(Collected data entries)

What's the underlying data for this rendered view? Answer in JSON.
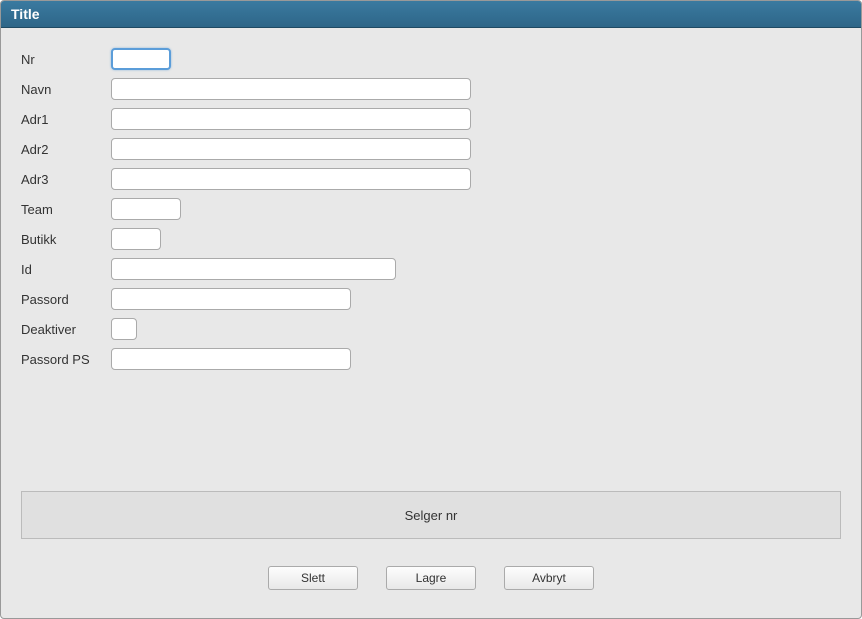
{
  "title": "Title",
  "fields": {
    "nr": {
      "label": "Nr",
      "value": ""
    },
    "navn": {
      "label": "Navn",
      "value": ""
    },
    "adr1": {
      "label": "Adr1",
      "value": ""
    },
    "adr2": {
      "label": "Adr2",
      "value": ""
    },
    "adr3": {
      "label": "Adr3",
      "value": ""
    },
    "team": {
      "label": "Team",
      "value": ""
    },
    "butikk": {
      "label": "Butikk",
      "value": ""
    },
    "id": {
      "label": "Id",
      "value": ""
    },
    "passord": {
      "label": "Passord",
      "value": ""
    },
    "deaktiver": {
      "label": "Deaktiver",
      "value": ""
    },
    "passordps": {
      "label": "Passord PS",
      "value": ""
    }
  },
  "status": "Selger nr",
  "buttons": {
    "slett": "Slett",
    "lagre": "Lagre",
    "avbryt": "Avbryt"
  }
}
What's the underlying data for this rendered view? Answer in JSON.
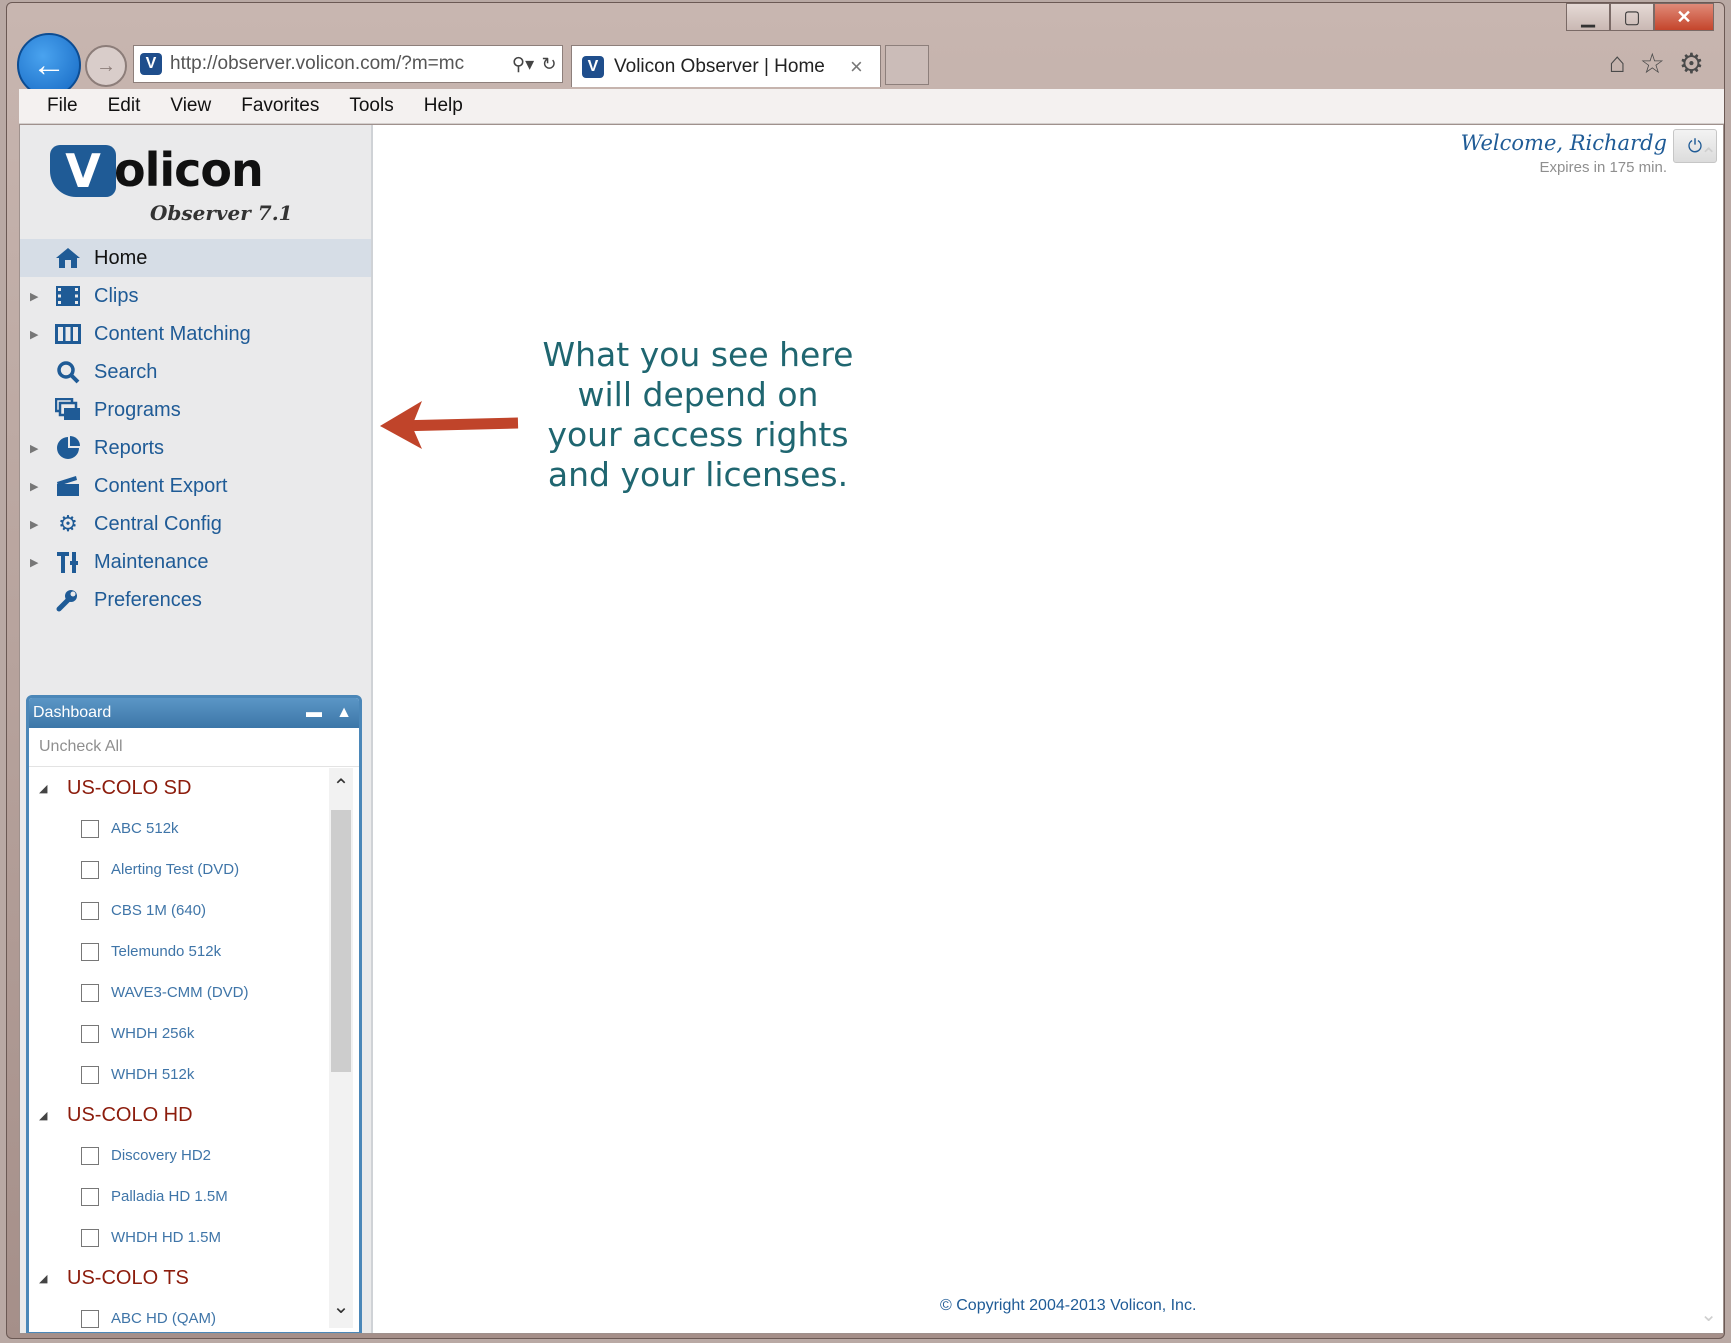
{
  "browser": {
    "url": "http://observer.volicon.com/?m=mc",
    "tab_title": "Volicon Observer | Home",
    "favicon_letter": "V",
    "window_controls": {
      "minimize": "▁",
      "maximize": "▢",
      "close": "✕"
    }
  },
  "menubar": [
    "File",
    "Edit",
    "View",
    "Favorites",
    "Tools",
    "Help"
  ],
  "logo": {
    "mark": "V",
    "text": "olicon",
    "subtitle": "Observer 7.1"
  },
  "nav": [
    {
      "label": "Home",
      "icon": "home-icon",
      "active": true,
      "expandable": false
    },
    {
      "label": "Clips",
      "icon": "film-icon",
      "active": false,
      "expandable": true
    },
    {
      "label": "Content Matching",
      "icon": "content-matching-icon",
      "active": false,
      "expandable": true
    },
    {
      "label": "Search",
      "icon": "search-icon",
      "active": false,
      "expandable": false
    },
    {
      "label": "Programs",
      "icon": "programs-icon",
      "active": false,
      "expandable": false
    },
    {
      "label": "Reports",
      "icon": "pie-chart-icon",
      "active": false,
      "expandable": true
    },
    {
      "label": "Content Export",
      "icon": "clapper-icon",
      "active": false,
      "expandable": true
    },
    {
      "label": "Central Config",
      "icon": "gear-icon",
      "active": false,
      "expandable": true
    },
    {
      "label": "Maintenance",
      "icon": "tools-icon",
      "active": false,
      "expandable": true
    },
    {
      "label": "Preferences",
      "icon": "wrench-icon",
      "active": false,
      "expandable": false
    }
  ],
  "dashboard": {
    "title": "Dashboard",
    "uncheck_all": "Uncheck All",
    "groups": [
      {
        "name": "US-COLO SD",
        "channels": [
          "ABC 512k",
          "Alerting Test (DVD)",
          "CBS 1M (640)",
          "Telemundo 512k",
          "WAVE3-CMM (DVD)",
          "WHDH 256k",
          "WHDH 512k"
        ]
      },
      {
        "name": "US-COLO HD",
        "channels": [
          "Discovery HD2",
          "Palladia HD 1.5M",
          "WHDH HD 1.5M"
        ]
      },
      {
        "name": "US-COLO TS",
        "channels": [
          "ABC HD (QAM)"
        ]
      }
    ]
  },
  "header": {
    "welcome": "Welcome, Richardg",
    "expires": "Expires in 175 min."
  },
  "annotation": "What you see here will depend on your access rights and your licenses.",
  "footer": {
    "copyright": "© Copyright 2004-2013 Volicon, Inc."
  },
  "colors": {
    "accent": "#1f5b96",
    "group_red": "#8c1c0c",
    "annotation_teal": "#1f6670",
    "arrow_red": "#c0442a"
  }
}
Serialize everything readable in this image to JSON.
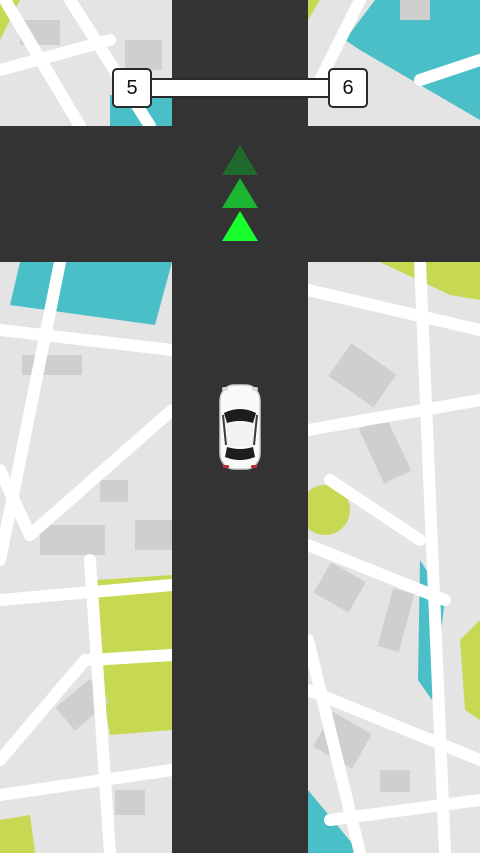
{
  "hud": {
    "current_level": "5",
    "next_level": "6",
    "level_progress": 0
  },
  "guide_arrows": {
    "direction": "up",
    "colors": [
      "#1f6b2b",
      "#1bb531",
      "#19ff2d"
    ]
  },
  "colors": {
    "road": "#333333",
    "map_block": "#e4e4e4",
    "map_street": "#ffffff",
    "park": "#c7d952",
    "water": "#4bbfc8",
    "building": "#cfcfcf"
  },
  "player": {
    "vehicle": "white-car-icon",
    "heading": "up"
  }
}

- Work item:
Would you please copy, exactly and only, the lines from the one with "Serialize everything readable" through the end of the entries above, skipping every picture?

- Task result:
Serialize everything readable in this image to JSON.
{
  "hud": {
    "current_level": "5",
    "next_level": "6",
    "level_progress": 0
  },
  "guide_arrows": {
    "direction": "up",
    "colors": [
      "#1f6b2b",
      "#1bb531",
      "#19ff2d"
    ]
  },
  "colors": {
    "road": "#333333",
    "map_block": "#e4e4e4",
    "map_street": "#ffffff",
    "park": "#c7d952",
    "water": "#4bbfc8",
    "building": "#cfcfcf"
  },
  "player": {
    "vehicle": "white-car-icon",
    "heading": "up"
  }
}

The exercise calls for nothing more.